There's always a risk, of course, if her kidneys aren't stable but this is one of those situations where we're trying to provide quality of life for as long as possible. The goal, for me at least, would be to provide her with reduced fluid in his lungs so that she can breath easier.

I hope this helps, Deb

Customer: replied 3 months ago.
It's so hard figuring out what the best dosage is. It's almost trial and error. She's eating great, using her litter box on the regular and drinking like a fish. She seems, knock on wood, to be doing everything like she always has except with the usage of the litter box and the drinking of the water more frequently, which was to be expected. I just can't keep her breaths per minute down below 40 - 45. My vet didn't really explain the tablets effects vs the liquid effects. I know it's the same medicine, just in different forms, however the dosage is different between the liquid and the tablet. The tablets seem to hit her a little harder. She's almost wired I guess would be the best way to explain it. Her pupils get really large. It seems to hit her harder than the liquid form. However, it takes longer to get her breaths down but it does eventually reduce. I guess keep giving her liquid twice a day and a tablet once a week and pray at this point. I'm sure I know the answer to this already but do cats show resistance to the medicine over time. Like it'll stop working as well as it did at first?
Expert:  Dr. Deb replied 3 months ago.

I'm sorry that I've been off my computer and have just now seen your additional question.

I really can't explain why your vet has prescribed liquid and pills although every pet practices differently; this just isn't a protocol with which I'm familiar.

However, my response remains the same: her dosage amount is what best controls her symptoms, whatever that "amount" might be.

It's not that cats necessarily develop resistance, it's that the underlying disease process progresses which requires more drug to control it.

Eventually, her condition will catch up with her although it gives me no pleasure to say so:( But, it's still pretty amazing that she's doing so well.


Expert:  Dr. Deb replied 2 months ago.
I'm just following up on our conversation about your pet. How is everything going?
Dr. Deb
Customer: replied 2 months ago.
We had to leave town for a few days so I'm relying on a friends diagnosis. Her breaths per minute are about 40 to 45. She was given a lasix tablet Monday eve and by last night needed another one. I just don't think the liquid lasix as working as well as it was. Im on my way home now to see for myself how she is. I'm gonna call her vet and get her in for an exam next week. I think that may be the best thing at this point. She's not showing and signs of distress or abnormal behavior. It's just her breathing rate is so up and down every day.
Expert:  Dr. Deb replied 2 months ago.
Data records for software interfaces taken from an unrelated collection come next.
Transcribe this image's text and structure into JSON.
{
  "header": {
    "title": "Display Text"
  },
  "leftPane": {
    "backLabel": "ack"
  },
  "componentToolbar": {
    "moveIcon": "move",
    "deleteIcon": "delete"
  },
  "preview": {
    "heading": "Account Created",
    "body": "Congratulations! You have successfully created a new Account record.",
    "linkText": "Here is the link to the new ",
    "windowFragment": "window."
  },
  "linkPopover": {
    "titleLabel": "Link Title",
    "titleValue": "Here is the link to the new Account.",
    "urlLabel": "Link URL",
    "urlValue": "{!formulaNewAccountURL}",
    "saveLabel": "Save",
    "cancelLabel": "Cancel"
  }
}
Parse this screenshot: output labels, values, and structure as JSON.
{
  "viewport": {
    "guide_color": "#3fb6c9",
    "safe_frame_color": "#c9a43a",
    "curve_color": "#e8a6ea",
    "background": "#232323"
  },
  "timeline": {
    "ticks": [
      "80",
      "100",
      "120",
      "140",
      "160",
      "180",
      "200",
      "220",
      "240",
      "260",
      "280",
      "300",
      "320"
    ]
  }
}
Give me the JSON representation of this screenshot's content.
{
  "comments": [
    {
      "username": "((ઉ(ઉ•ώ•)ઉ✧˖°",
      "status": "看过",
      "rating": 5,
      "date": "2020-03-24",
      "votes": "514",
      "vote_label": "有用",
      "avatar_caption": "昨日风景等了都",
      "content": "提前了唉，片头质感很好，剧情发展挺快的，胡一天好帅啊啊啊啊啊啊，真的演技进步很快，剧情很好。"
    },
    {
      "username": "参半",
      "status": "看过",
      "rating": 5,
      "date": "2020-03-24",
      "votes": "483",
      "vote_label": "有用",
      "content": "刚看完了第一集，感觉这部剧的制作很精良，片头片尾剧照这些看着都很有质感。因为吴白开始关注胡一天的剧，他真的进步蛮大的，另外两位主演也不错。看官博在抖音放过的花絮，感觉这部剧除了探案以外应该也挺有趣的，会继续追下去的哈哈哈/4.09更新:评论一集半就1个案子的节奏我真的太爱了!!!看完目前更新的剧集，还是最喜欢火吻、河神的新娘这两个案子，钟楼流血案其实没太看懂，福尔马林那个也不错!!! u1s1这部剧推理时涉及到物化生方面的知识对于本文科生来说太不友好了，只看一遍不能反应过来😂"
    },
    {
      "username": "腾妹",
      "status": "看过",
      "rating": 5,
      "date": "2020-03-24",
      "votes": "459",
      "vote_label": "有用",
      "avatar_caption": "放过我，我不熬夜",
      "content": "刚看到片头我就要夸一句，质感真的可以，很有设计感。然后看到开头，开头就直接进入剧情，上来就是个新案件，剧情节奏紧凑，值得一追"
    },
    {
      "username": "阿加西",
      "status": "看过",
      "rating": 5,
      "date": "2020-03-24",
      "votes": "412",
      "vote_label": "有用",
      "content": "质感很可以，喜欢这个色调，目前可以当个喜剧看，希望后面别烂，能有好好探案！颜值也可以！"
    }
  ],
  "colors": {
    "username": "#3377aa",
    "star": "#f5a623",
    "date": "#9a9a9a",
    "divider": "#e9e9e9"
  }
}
Respiratory rates will vary throughout the day in cats and dogs and don't remain at a steady level. However, as you probably know, 20-30 breaths per minute is the norm for most cats at rest so hers are a little higher.

That's great that she's not showing any signs of distress but it's always a good idea to have these sort of patients rechecked on a regular basis.